[Dataset entries]
——
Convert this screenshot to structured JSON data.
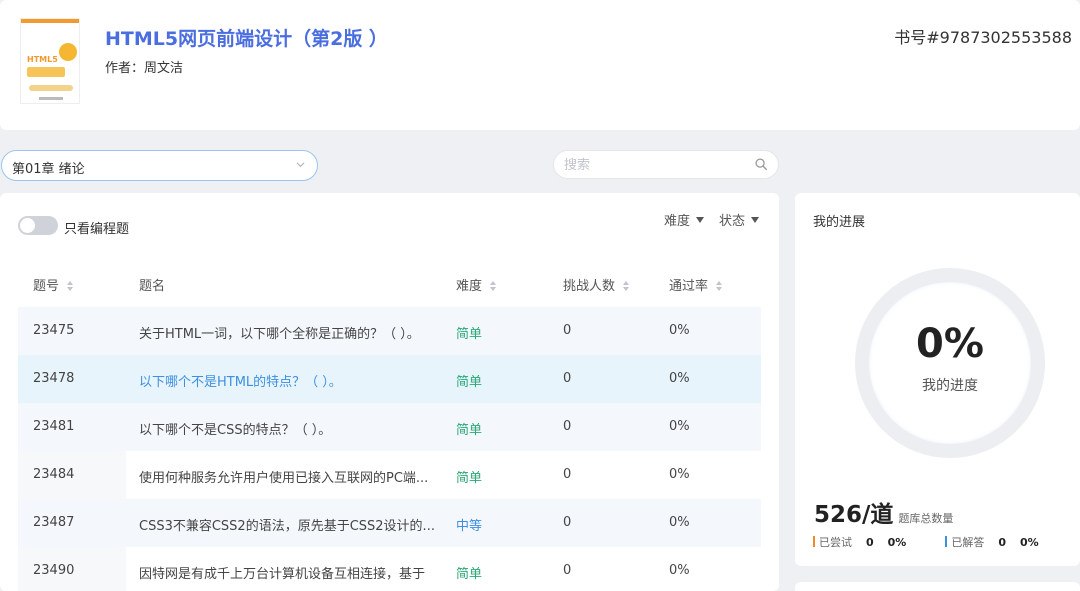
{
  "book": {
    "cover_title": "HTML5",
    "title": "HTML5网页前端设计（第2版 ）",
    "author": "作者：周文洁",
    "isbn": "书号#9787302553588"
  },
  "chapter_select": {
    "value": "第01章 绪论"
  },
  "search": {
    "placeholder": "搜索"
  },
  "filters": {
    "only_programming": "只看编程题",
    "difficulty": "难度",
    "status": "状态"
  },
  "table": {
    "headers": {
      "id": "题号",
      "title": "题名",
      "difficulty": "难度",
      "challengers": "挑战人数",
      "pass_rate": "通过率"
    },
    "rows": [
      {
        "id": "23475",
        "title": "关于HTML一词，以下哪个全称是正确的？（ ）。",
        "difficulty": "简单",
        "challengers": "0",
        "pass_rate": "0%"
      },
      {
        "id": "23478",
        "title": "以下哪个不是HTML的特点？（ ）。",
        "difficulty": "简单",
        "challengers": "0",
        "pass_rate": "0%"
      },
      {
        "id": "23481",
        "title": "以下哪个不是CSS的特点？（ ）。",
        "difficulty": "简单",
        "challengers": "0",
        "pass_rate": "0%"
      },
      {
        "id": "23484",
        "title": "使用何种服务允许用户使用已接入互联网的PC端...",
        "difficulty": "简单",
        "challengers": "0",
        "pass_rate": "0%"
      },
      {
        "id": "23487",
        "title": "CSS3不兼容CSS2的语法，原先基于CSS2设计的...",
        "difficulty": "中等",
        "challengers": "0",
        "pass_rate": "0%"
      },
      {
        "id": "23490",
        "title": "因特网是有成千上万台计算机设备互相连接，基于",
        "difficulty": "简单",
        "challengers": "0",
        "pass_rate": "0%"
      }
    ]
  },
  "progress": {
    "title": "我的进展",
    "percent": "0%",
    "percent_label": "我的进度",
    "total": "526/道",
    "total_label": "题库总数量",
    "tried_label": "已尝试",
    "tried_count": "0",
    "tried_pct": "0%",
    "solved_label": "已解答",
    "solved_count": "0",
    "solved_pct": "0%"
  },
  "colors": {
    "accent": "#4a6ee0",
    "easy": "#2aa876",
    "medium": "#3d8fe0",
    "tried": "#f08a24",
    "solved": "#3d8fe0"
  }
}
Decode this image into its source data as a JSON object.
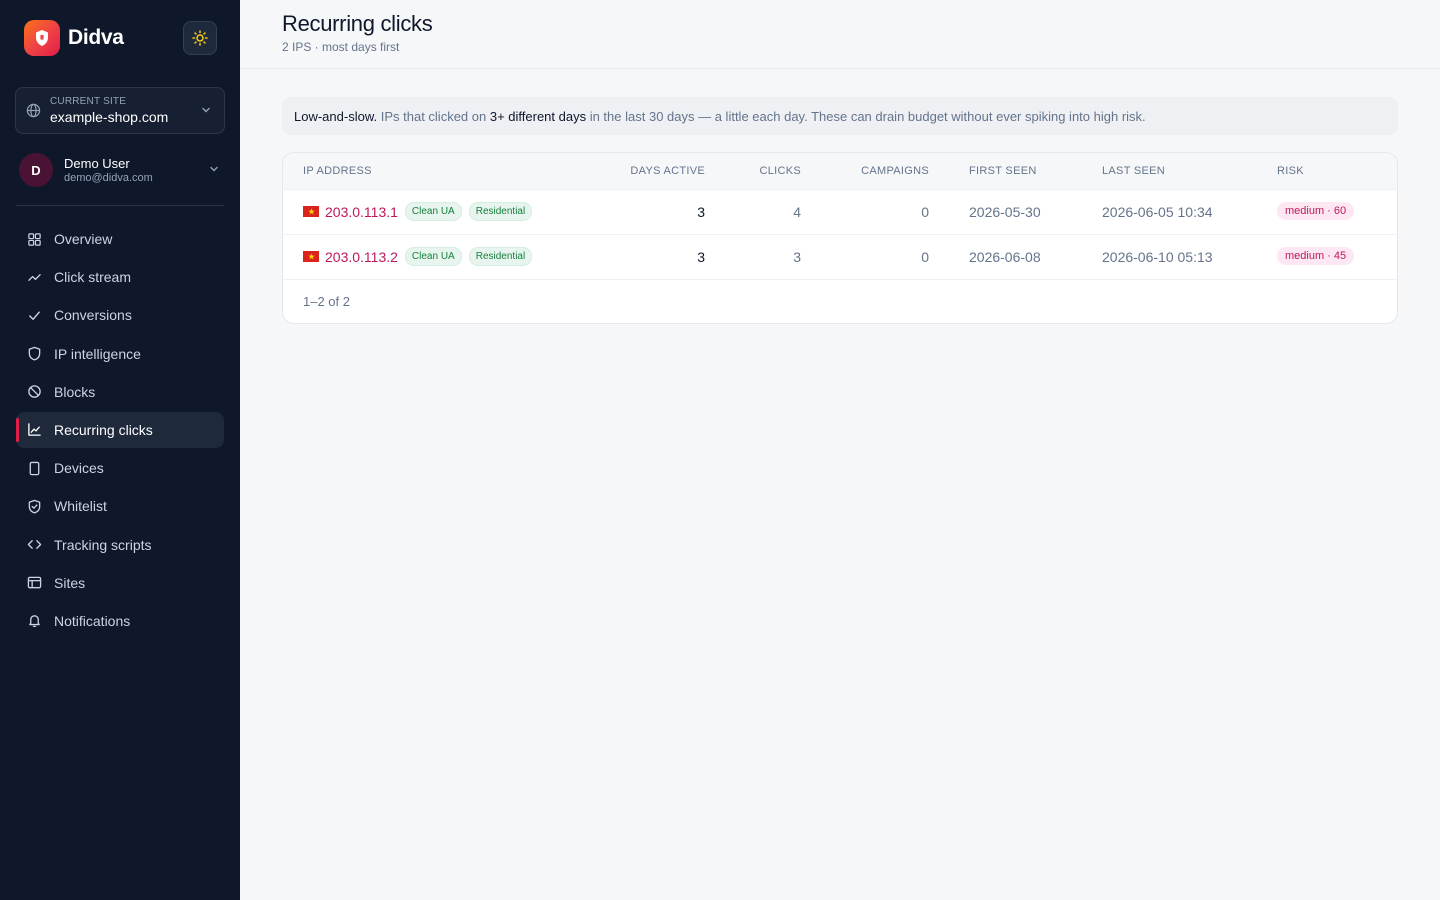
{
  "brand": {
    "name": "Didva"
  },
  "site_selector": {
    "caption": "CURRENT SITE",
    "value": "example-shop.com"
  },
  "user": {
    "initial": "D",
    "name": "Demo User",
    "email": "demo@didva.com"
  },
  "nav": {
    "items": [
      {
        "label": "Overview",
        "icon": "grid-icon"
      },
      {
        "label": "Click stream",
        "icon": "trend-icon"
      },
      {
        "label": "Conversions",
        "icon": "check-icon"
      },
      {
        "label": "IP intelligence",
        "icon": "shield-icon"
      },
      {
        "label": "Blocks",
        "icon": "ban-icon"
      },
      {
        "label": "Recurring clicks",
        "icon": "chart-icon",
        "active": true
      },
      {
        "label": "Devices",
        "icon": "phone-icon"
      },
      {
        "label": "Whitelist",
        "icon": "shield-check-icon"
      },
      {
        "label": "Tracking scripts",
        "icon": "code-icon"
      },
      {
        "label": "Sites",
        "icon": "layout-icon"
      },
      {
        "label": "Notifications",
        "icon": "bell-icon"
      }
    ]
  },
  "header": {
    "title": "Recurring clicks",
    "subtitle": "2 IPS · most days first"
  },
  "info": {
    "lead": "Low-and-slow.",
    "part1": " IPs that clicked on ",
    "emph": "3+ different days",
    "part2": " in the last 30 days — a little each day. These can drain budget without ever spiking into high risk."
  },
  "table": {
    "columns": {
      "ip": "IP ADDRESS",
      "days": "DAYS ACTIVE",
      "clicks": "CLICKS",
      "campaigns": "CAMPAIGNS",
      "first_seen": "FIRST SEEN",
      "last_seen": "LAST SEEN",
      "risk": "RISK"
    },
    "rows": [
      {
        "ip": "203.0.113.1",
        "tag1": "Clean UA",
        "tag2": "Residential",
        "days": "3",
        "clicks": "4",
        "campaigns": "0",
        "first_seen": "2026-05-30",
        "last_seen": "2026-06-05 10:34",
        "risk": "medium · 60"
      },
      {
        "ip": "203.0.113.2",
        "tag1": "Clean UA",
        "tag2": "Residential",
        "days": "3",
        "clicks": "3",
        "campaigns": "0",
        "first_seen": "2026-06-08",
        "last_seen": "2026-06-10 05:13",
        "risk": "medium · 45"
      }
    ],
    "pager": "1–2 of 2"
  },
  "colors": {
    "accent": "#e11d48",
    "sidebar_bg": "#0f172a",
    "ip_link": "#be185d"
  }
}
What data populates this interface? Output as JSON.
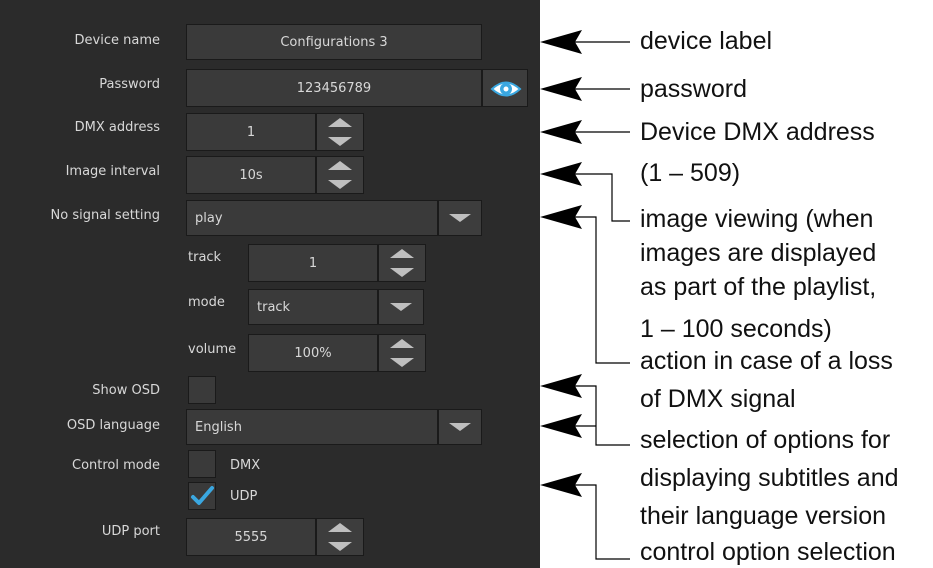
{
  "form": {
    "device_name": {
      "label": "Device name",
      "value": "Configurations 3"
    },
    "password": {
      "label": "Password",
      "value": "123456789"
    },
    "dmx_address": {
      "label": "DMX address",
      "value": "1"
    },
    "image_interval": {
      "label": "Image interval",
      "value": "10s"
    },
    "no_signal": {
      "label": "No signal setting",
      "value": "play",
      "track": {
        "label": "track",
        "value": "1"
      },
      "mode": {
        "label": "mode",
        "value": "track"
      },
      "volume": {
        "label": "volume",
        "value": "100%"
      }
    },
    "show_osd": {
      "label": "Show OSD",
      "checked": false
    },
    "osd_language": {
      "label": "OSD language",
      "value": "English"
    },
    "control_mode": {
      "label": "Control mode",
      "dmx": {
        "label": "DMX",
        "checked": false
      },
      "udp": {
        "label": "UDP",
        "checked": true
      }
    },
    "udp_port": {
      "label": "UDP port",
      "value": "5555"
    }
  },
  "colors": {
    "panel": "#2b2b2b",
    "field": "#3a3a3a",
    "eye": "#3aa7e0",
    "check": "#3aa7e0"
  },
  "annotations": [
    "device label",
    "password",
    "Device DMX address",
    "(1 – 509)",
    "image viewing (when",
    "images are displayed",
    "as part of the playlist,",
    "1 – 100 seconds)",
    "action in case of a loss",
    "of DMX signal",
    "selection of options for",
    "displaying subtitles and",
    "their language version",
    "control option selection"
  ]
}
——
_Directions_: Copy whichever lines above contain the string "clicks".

_Answer section_:
        "label": "Recurring clicks",
    "title": "Recurring clicks",
      "clicks": "CLICKS",
        "clicks": "4",
        "clicks": "3",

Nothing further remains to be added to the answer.